> _PROBLEM TO WORK ON_
Lines that include the word "date" should be copied from the listing that follows.

> _DATA EXCERPTS_
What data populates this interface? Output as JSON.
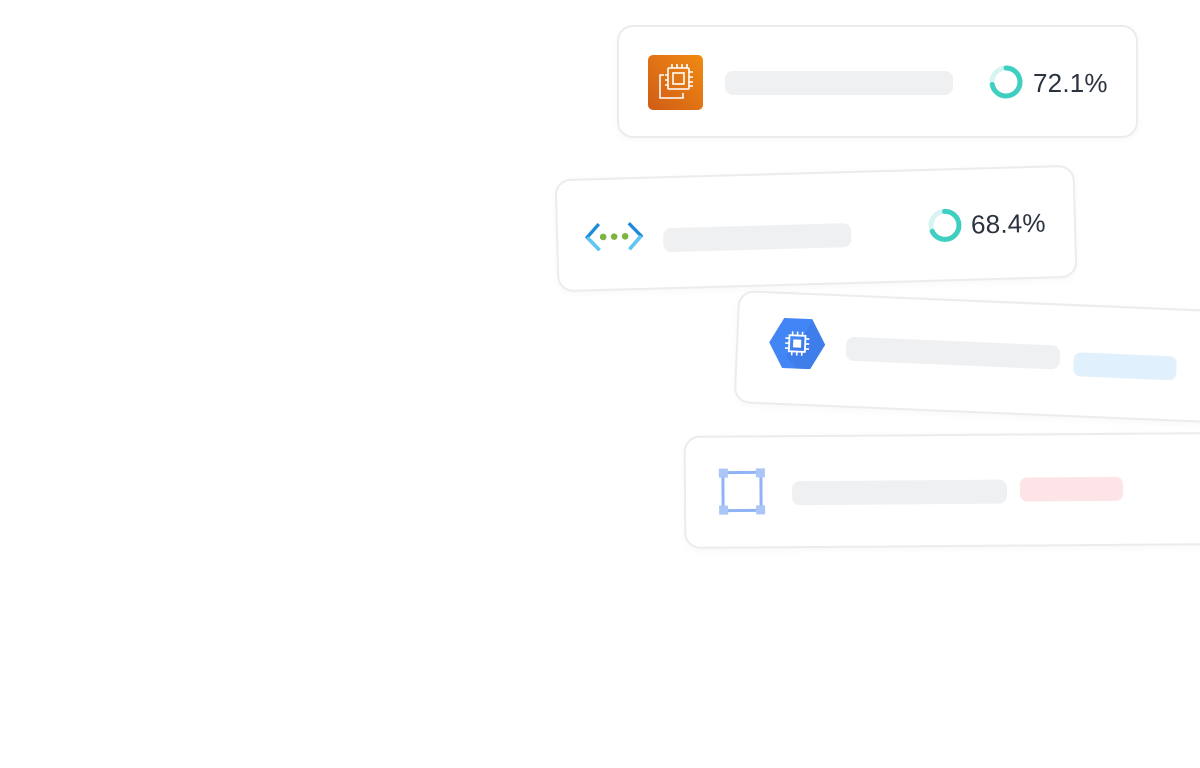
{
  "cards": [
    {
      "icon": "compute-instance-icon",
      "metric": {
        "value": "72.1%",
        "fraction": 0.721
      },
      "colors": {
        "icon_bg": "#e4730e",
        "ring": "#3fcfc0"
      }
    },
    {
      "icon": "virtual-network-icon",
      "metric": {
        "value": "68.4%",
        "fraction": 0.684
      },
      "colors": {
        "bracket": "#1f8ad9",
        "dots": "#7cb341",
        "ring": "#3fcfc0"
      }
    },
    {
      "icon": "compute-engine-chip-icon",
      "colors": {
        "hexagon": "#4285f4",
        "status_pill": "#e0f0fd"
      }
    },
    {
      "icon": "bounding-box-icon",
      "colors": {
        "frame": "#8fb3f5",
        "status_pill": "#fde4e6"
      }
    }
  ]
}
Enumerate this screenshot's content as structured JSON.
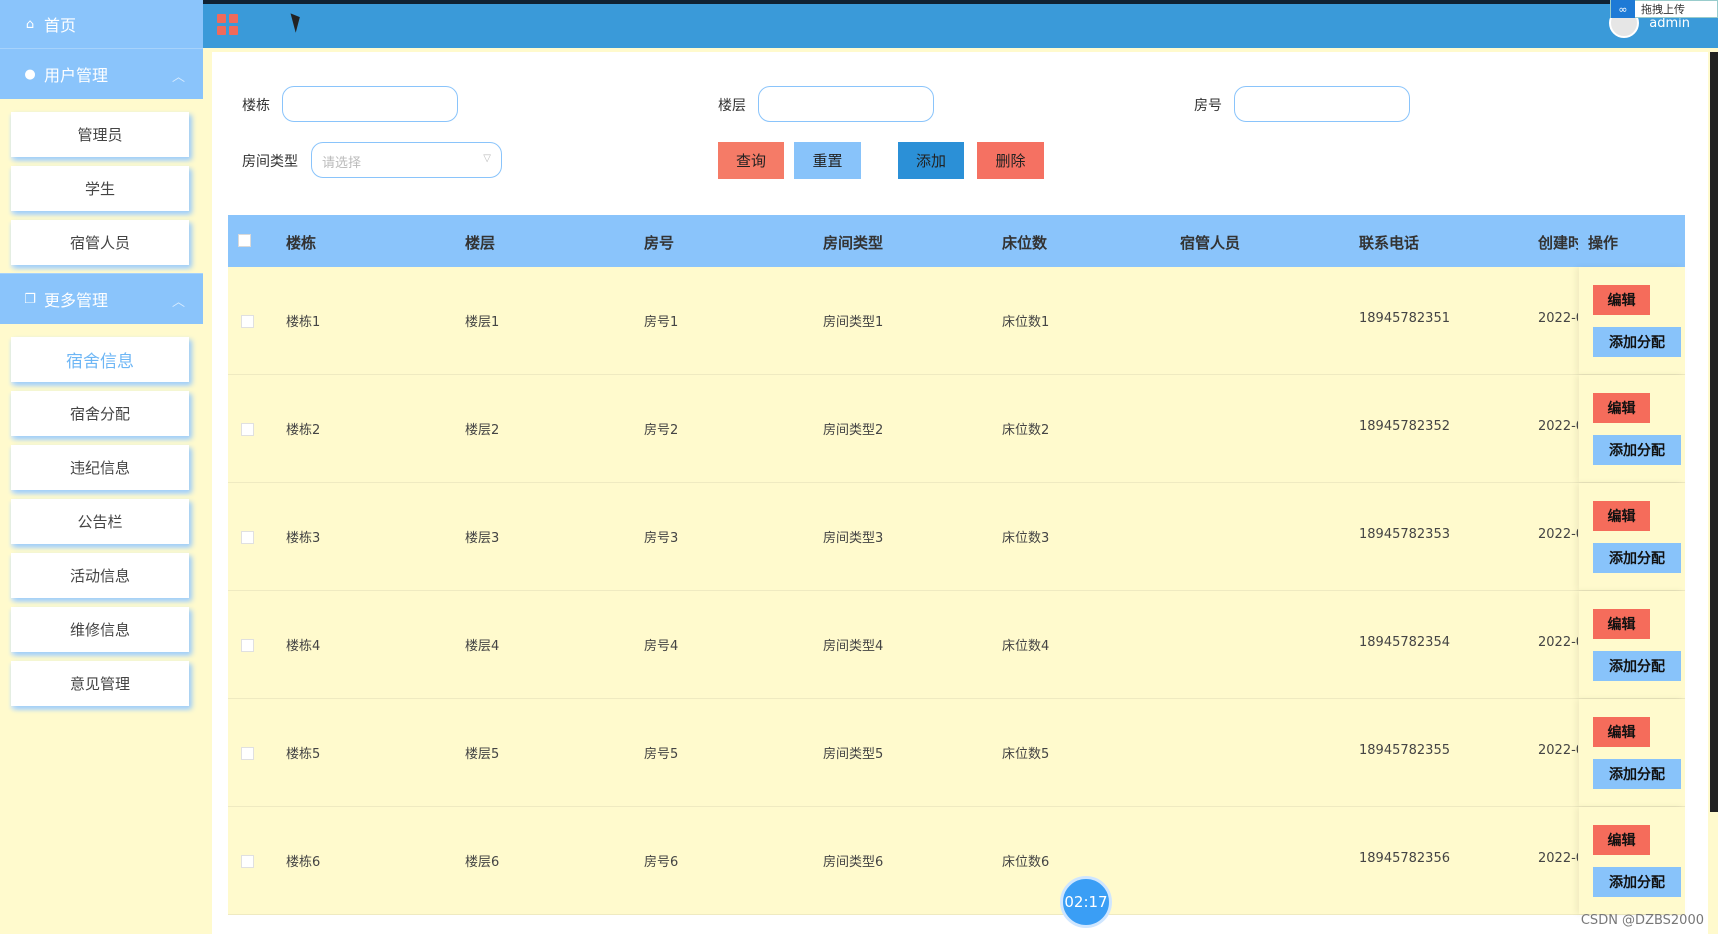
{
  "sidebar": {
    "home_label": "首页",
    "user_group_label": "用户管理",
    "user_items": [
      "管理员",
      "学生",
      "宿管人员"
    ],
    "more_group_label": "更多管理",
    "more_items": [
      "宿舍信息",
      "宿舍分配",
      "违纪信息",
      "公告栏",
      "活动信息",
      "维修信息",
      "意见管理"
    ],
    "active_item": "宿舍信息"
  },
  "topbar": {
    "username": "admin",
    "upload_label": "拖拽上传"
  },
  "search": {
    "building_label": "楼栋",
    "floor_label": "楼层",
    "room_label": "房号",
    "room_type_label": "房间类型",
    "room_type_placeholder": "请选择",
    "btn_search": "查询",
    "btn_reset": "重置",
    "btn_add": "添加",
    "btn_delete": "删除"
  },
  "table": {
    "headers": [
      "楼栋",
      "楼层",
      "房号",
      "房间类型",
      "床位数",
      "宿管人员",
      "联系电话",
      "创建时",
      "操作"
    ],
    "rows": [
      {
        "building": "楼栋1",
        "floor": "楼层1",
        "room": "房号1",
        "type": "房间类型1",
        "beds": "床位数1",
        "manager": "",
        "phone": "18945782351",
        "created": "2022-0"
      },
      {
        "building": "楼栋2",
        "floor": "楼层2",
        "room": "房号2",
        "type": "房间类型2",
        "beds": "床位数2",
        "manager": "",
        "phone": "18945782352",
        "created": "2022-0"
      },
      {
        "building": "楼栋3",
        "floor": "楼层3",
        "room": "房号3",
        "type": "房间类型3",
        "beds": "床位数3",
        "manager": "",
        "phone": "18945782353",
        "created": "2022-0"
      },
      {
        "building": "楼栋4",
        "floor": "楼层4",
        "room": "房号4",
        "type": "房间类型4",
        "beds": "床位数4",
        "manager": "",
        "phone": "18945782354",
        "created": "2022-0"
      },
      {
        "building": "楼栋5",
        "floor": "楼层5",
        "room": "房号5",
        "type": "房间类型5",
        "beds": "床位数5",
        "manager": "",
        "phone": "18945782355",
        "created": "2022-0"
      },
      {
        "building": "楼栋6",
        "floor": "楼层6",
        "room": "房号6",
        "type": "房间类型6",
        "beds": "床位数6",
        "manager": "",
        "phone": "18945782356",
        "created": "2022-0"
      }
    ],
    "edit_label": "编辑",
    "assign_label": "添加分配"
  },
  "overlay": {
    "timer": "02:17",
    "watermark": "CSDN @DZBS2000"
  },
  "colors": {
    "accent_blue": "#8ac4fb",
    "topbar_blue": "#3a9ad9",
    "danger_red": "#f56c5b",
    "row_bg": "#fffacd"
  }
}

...

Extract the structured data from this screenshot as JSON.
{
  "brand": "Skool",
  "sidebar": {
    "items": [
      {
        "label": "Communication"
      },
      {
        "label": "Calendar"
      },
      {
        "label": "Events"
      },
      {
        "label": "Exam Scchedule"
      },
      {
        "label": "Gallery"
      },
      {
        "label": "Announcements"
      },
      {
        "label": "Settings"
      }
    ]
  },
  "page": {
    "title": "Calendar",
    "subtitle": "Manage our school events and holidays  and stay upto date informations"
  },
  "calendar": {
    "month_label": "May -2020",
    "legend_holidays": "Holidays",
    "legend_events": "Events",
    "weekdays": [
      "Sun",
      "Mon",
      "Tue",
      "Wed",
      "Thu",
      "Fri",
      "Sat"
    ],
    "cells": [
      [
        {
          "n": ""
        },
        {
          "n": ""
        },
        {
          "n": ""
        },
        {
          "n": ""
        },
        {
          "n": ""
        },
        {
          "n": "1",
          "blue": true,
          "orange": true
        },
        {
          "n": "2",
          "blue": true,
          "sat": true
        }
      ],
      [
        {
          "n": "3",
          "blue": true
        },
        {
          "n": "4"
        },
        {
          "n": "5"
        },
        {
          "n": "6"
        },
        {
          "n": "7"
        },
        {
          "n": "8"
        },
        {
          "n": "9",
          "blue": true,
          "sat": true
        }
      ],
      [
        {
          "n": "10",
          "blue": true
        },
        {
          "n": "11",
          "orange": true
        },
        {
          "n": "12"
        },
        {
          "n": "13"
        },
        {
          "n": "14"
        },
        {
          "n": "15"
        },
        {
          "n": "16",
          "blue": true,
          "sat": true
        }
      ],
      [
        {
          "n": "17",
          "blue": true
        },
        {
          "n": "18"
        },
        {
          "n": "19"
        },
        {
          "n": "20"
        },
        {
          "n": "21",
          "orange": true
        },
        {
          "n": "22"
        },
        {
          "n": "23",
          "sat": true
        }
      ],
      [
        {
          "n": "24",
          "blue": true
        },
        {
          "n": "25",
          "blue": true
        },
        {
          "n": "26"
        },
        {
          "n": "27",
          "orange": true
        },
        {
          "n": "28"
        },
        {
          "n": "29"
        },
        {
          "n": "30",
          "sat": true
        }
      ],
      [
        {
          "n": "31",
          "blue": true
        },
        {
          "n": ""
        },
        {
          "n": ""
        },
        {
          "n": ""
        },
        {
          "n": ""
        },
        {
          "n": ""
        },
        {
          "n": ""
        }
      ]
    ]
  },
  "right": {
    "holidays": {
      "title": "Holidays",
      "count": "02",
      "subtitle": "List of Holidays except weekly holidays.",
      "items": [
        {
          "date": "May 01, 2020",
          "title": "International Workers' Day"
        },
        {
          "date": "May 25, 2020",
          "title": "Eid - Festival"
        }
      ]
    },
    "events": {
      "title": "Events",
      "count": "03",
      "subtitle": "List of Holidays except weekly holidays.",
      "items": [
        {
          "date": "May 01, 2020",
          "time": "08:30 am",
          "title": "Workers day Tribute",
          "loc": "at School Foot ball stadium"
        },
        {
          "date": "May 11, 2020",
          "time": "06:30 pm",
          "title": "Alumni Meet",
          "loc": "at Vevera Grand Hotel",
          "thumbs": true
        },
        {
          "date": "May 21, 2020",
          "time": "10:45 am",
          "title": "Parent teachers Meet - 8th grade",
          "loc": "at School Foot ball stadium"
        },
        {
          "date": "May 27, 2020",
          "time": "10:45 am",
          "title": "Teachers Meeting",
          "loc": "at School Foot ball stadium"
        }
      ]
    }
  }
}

> _TASK SOLUTION_
    "subtitle": "Manage our school events and holidays  and stay upto date informations"
          "date": "May 01, 2020",
          "date": "May 25, 2020",
          "date": "May 01, 2020",
          "date": "May 11, 2020",
          "date": "May 21, 2020",
          "date": "May 27, 2020",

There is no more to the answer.